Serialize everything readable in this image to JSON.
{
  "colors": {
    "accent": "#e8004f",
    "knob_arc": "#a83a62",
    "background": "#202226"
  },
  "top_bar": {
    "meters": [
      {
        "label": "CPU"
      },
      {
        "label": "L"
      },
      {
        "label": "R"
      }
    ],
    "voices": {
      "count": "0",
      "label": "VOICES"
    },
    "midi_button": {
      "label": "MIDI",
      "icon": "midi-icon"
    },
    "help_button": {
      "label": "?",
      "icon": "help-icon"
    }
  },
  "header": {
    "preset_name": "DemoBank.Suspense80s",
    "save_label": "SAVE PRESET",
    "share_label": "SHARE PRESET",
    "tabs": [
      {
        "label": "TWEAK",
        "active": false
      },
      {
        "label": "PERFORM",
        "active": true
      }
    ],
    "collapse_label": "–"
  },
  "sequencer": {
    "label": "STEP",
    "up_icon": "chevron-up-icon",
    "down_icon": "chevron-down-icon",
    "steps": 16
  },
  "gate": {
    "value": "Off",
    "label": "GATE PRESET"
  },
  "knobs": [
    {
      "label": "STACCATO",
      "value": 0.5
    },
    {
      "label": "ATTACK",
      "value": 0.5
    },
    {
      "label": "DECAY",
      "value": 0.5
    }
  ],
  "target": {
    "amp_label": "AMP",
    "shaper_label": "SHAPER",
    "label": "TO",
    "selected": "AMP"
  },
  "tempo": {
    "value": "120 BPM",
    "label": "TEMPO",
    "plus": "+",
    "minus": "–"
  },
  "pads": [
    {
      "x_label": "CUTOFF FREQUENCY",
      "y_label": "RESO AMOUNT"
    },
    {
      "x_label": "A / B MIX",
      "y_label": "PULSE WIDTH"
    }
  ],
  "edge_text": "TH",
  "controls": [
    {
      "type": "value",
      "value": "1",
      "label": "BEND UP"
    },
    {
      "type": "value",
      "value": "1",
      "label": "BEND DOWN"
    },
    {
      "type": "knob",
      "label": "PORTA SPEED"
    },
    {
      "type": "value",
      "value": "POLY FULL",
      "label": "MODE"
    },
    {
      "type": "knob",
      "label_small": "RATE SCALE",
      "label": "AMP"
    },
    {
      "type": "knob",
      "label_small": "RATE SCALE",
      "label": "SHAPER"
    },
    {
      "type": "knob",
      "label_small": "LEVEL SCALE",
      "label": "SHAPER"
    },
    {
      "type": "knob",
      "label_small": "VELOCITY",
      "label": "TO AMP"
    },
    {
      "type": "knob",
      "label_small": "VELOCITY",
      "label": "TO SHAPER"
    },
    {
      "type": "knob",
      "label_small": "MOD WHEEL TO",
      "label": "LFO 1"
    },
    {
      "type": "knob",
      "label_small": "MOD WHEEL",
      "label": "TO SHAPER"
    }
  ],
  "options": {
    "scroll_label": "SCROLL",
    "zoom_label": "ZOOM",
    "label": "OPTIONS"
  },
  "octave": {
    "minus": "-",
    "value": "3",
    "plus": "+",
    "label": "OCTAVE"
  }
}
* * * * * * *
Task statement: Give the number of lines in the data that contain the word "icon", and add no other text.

Response area: 4